The recent passing of the great B.B. King has inspired a host of casual blues fans to dig deep into their record collection—or into the depths of their iTunes libraries—to get a refresher course on exactly what made King so special. Oddly enough, I had actually started revisited his expansive catalog the week before he became ill back in April.
Stevie Ray Vaughan released four studio albums, a live album and a Vaughan Brothers album, not to mention enough leftover live and studio material to fill several posthumous albums and a box set. He even found the time to perform on albums by several other artists — from Teena Marie to Stevie Wonder to Don Johnson — very often with fiery results.

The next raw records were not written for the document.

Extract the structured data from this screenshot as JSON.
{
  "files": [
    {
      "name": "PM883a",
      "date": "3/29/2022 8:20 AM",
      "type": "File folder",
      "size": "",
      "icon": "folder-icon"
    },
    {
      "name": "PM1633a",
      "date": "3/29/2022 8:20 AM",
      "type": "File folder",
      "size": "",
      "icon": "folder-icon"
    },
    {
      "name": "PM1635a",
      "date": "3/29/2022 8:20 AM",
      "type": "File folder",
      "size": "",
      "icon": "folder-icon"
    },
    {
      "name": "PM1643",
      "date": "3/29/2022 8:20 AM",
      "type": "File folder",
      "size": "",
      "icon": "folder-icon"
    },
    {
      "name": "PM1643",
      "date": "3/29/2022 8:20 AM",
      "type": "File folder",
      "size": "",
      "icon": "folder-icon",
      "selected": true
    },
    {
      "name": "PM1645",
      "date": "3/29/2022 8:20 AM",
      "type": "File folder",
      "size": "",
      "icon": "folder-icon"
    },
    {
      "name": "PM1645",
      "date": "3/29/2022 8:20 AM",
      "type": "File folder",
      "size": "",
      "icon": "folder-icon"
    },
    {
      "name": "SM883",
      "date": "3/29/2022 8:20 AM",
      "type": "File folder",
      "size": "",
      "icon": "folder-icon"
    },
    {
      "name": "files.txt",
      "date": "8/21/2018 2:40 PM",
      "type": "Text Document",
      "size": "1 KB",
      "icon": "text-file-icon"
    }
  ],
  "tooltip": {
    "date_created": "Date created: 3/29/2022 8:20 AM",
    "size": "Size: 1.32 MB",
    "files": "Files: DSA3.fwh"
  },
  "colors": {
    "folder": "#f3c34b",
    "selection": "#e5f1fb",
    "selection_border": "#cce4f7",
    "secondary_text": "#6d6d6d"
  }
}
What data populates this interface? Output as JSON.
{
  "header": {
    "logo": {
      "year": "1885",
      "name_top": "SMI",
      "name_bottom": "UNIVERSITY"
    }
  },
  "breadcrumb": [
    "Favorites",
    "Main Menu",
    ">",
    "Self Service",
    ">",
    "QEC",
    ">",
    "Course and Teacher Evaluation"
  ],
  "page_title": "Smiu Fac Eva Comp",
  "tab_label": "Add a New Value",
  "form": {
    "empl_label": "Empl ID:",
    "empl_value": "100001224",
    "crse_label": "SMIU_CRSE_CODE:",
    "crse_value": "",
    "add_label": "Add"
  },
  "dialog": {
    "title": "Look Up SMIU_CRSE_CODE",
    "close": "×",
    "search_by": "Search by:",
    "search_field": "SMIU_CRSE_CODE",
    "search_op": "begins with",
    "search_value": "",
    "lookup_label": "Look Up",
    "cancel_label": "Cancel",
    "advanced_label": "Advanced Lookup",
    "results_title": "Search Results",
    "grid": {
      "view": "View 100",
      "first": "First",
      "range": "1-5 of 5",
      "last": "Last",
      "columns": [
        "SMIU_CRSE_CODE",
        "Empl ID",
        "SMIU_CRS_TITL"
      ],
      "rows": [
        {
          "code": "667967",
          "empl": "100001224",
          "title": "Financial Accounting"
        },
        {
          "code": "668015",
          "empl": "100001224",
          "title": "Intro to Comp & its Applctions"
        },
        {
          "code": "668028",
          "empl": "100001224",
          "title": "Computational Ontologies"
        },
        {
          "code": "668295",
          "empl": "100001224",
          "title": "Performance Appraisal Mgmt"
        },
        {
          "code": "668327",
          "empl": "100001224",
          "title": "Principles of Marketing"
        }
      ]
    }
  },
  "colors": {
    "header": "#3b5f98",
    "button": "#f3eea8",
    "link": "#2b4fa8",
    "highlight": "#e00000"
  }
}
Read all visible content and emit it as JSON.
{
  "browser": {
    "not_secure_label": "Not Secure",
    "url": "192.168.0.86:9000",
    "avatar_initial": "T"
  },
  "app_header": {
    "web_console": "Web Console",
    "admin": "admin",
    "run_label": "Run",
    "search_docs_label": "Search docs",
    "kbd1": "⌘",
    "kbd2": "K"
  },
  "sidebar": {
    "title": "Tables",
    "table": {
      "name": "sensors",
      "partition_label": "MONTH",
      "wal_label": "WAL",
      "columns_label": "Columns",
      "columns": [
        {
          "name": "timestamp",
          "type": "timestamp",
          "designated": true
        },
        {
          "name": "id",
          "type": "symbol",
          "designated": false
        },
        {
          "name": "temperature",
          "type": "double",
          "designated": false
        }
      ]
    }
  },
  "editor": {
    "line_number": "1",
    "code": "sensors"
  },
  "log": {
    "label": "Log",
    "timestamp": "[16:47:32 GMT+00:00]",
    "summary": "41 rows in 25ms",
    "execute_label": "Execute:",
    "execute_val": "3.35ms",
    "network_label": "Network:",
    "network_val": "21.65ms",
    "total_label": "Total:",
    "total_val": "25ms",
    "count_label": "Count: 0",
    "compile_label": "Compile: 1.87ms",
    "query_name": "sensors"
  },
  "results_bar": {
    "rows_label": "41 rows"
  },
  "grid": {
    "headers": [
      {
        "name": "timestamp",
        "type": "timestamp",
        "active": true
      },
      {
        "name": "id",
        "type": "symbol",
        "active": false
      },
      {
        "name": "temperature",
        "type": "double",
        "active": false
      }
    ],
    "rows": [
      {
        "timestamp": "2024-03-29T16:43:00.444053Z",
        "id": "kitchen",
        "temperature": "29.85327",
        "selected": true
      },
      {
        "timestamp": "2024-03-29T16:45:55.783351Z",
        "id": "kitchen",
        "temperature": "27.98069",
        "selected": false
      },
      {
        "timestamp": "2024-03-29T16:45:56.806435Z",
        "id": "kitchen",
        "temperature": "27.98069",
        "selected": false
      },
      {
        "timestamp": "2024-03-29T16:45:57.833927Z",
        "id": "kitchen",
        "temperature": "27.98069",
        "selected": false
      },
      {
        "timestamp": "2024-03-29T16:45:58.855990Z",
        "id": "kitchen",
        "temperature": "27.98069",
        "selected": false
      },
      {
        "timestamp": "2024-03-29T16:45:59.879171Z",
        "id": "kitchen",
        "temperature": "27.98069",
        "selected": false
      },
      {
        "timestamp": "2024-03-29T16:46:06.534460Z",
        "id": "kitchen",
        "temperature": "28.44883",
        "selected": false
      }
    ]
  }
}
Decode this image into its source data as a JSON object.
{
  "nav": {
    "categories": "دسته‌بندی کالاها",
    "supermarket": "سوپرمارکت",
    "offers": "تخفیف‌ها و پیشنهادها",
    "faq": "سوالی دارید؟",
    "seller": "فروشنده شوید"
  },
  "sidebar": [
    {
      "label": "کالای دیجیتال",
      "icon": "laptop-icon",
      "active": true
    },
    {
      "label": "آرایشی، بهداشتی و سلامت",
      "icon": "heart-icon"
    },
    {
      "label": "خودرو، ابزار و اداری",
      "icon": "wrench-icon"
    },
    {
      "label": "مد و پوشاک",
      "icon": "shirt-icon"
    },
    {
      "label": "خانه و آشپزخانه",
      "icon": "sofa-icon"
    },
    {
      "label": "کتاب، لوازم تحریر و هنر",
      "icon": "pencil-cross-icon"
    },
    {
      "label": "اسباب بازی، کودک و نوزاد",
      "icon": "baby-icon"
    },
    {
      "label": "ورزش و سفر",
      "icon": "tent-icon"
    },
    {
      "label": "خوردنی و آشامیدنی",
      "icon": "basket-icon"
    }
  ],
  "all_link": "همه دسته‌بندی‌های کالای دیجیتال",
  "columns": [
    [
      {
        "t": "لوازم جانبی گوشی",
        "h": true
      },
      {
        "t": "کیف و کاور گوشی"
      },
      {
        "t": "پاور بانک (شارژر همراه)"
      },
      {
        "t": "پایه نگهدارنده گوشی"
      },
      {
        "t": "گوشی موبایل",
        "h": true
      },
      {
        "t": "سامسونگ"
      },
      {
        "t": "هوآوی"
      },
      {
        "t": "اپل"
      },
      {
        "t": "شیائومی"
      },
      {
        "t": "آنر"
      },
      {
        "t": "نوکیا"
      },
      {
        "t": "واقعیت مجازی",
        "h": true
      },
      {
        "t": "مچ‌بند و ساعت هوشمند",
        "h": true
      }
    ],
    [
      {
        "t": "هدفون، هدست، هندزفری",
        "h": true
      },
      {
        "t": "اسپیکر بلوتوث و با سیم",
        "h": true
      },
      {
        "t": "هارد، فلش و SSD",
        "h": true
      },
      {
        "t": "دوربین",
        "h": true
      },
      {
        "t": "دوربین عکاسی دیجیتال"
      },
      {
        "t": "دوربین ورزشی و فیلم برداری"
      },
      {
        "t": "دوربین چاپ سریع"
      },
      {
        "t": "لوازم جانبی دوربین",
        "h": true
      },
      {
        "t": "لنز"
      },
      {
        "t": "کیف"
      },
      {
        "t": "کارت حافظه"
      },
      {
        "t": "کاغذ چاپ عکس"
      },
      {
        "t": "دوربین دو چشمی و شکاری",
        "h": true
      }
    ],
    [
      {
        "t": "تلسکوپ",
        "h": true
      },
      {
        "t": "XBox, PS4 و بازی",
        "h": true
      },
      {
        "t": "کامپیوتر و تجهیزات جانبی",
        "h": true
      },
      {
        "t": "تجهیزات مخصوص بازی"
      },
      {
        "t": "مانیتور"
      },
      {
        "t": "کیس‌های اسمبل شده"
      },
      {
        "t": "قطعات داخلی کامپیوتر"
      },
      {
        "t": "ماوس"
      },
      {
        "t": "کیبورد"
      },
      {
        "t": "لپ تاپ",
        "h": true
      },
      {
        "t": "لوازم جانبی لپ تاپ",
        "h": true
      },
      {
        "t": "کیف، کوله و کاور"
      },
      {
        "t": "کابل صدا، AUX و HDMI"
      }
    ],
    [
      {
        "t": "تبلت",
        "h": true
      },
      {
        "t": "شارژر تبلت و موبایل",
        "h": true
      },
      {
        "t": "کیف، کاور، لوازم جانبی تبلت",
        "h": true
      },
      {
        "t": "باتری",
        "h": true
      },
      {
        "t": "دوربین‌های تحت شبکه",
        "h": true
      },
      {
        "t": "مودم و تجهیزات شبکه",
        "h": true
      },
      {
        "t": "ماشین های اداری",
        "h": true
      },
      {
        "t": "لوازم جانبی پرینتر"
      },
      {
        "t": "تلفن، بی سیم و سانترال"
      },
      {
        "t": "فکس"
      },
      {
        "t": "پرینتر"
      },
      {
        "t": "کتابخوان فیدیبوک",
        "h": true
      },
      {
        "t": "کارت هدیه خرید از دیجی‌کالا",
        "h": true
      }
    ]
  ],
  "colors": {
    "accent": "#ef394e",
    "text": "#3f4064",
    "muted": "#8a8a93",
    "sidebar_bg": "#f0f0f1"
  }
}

This video, a clip of Stevie Ray Vaughan and Dick Dale performing "Pipeline," one of the most famous surf-guitar instrumentals of all time, has got it all. I mean, you've got Stevie Ray Vaughan, a righty ... you've got the under-appreciated Dick Dale, a lefty ... you've got Dick Dale's bizarre hair ... you've got Annette Funicello ... you've got some lovely Fender Stratocasters ...
As the primary songwriter in Oasis he was responsible for such Nineties mega-hits as “Wonderwall” and “Champagne Supernova,” and occasionally had violent, public fights with his singer brother Liam. But what Guitar World readers really want to know is…
The capo is to guitars what sugar — or Stevia, if you prefer — is to food. It makes everything sweeter. Musicians started noticing the capo's inherent song-sweetening properties sometime in the early 17th century, when primitive versions of the handy accessory were employed to raise the pitch of a host of fretted instruments.
For today's column and video (like last week's), I grabbed my ugly grey shirt and my Gibson Music City Jr. with B-Bender (a limited-edition guitar Gibson issued in 2013), to play a Clarence White-inspired country lick in A. As an electric guitarist, White built the bridge between country and rock in the late Sixties.
On September 6, 1968 — at the behest of George Harrison — guitarist Eric Clapton entered Abbey Road Studio Two in London to overdub lead guitar onto a brand-new Beatles song called "While My Guitar Gently Weeps."